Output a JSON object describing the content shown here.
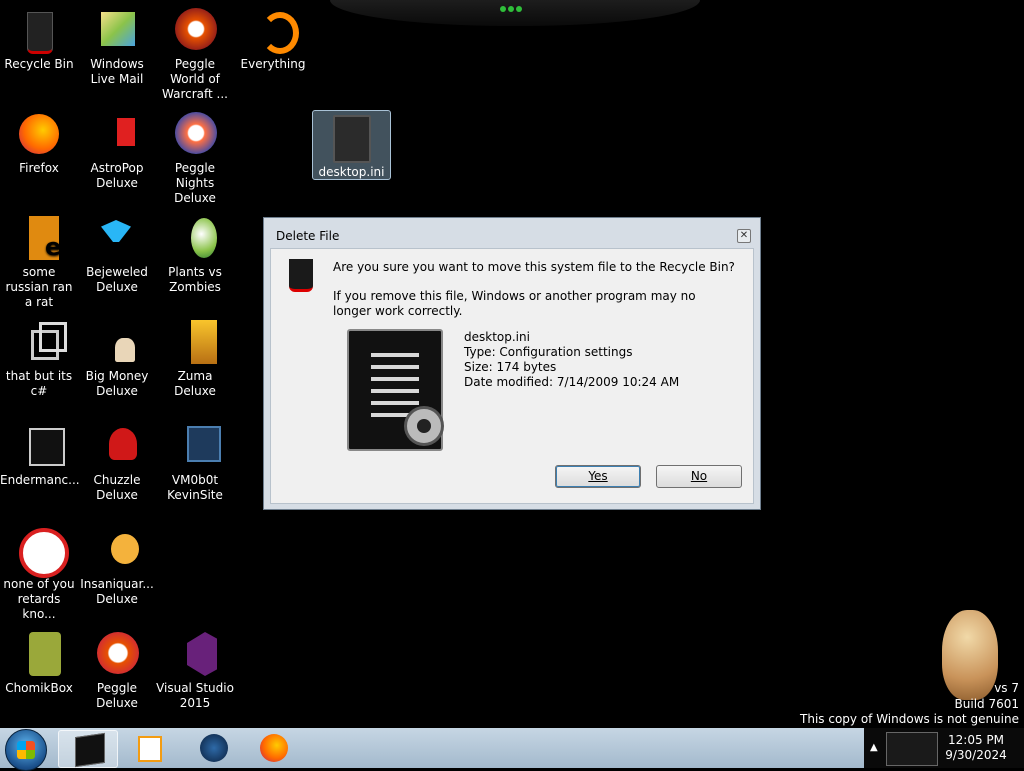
{
  "desktop_icons": [
    {
      "label": "Recycle Bin",
      "icon": "recycle-bin-icon"
    },
    {
      "label": "Windows Live Mail",
      "icon": "windows-live-mail-icon"
    },
    {
      "label": "Peggle World of Warcraft ...",
      "icon": "peggle-wow-icon"
    },
    {
      "label": "Everything",
      "icon": "everything-icon"
    },
    {
      "label": "Firefox",
      "icon": "firefox-icon"
    },
    {
      "label": "AstroPop Deluxe",
      "icon": "astropop-icon"
    },
    {
      "label": "Peggle Nights Deluxe",
      "icon": "peggle-nights-icon"
    },
    {
      "label": "some russian ran a rat",
      "icon": "russian-rat-icon"
    },
    {
      "label": "Bejeweled Deluxe",
      "icon": "bejeweled-icon"
    },
    {
      "label": "Plants vs Zombies",
      "icon": "plants-vs-zombies-icon"
    },
    {
      "label": "that but its c#",
      "icon": "csharp-icon"
    },
    {
      "label": "Big Money Deluxe",
      "icon": "big-money-icon"
    },
    {
      "label": "Zuma Deluxe",
      "icon": "zuma-icon"
    },
    {
      "label": "Endermanc...",
      "icon": "enderman-icon"
    },
    {
      "label": "Chuzzle Deluxe",
      "icon": "chuzzle-icon"
    },
    {
      "label": "VM0b0t KevinSite",
      "icon": "vm0b0t-icon"
    },
    {
      "label": "none of you retards kno...",
      "icon": "none-of-you-icon"
    },
    {
      "label": "Insaniquar... Deluxe",
      "icon": "insaniquarium-icon"
    },
    {
      "label": "ChomikBox",
      "icon": "chomikbox-icon"
    },
    {
      "label": "Peggle Deluxe",
      "icon": "peggle-deluxe-icon"
    },
    {
      "label": "Visual Studio 2015",
      "icon": "visual-studio-icon"
    },
    {
      "label": "desktop.ini",
      "icon": "config-file-icon"
    }
  ],
  "dialog": {
    "title": "Delete File",
    "close_glyph": "✕",
    "question": "Are you sure you want to move this system file to the Recycle Bin?",
    "warning": "If you remove this file, Windows or another program may no longer work correctly.",
    "file_name": "desktop.ini",
    "file_type": "Type: Configuration settings",
    "file_size": "Size: 174 bytes",
    "file_date": "Date modified: 7/14/2009 10:24 AM",
    "yes_label": "Yes",
    "no_label": "No"
  },
  "watermark": {
    "line1": "vs 7",
    "line2": "Build 7601",
    "line3": "This copy of Windows is not genuine"
  },
  "taskbar": {
    "pinned": [
      "file-manager-icon",
      "media-player-icon",
      "browser-icon",
      "firefox-icon"
    ]
  },
  "clock": {
    "time": "12:05 PM",
    "date": "9/30/2024"
  },
  "colors": {
    "desktop_bg": "#000000",
    "dialog_bg": "#f0f0f0",
    "taskbar": "#b3c7d9"
  }
}
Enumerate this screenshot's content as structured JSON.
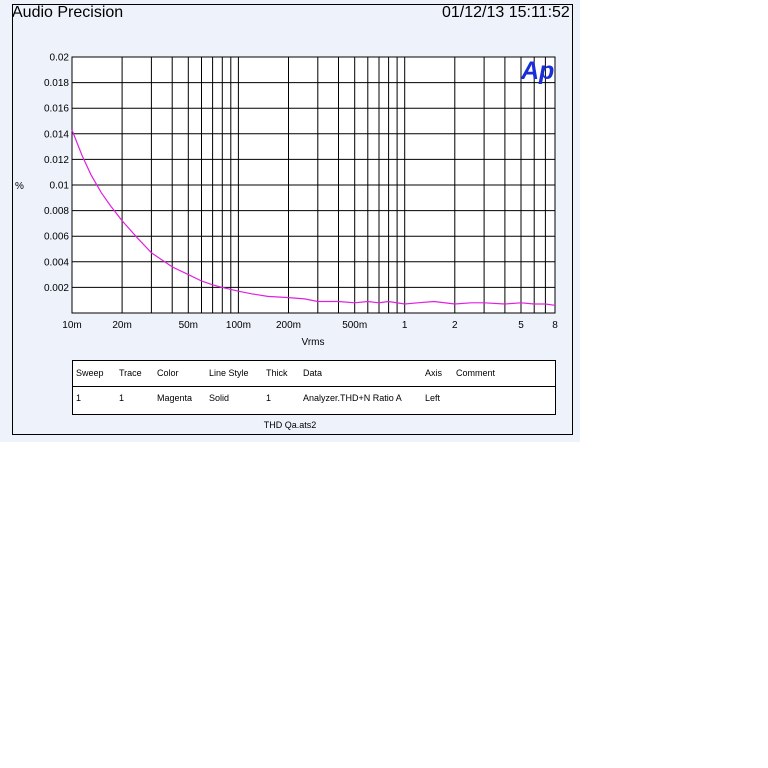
{
  "header": {
    "title": "Audio Precision",
    "timestamp": "01/12/13 15:11:52"
  },
  "logo": {
    "text": "Ap",
    "color": "#1a2ed8"
  },
  "chart_data": {
    "type": "line",
    "xscale": "log",
    "xlim": [
      0.01,
      8
    ],
    "ylim": [
      0,
      0.02
    ],
    "xlabel": "Vrms",
    "ylabel": "%",
    "grid": true,
    "xticks": [
      {
        "v": 0.01,
        "label": "10m"
      },
      {
        "v": 0.02,
        "label": "20m"
      },
      {
        "v": 0.05,
        "label": "50m"
      },
      {
        "v": 0.1,
        "label": "100m"
      },
      {
        "v": 0.2,
        "label": "200m"
      },
      {
        "v": 0.5,
        "label": "500m"
      },
      {
        "v": 1,
        "label": "1"
      },
      {
        "v": 2,
        "label": "2"
      },
      {
        "v": 5,
        "label": "5"
      },
      {
        "v": 8,
        "label": "8"
      }
    ],
    "yticks": [
      {
        "v": 0.002,
        "label": "0.002"
      },
      {
        "v": 0.004,
        "label": "0.004"
      },
      {
        "v": 0.006,
        "label": "0.006"
      },
      {
        "v": 0.008,
        "label": "0.008"
      },
      {
        "v": 0.01,
        "label": "0.01"
      },
      {
        "v": 0.012,
        "label": "0.012"
      },
      {
        "v": 0.014,
        "label": "0.014"
      },
      {
        "v": 0.016,
        "label": "0.016"
      },
      {
        "v": 0.018,
        "label": "0.018"
      },
      {
        "v": 0.02,
        "label": "0.02"
      }
    ],
    "series": [
      {
        "color": "#e020e0",
        "x": [
          0.01,
          0.0115,
          0.013,
          0.015,
          0.017,
          0.02,
          0.025,
          0.03,
          0.04,
          0.05,
          0.06,
          0.07,
          0.08,
          0.1,
          0.12,
          0.15,
          0.2,
          0.25,
          0.3,
          0.4,
          0.5,
          0.6,
          0.7,
          0.8,
          1,
          1.2,
          1.5,
          2,
          2.5,
          3,
          4,
          5,
          6,
          7,
          8
        ],
        "y": [
          0.0143,
          0.0123,
          0.0108,
          0.0094,
          0.0084,
          0.0072,
          0.0058,
          0.0047,
          0.0036,
          0.003,
          0.0025,
          0.0022,
          0.002,
          0.0017,
          0.0015,
          0.0013,
          0.0012,
          0.0011,
          0.0009,
          0.0009,
          0.0008,
          0.0009,
          0.0008,
          0.0009,
          0.0007,
          0.0008,
          0.0009,
          0.0007,
          0.0008,
          0.0008,
          0.0007,
          0.0008,
          0.0007,
          0.0007,
          0.0006
        ]
      }
    ]
  },
  "legend": {
    "headers": [
      "Sweep",
      "Trace",
      "Color",
      "Line Style",
      "Thick",
      "Data",
      "Axis",
      "Comment"
    ],
    "rows": [
      [
        "1",
        "1",
        "Magenta",
        "Solid",
        "1",
        "Analyzer.THD+N Ratio A",
        "Left",
        ""
      ]
    ]
  },
  "footer": {
    "filename": "THD Qa.ats2"
  }
}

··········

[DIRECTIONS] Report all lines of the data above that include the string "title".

[SOLUTION TO THE PROBLEM]
    "title": "Delete File",
    "title": "Audio Precision",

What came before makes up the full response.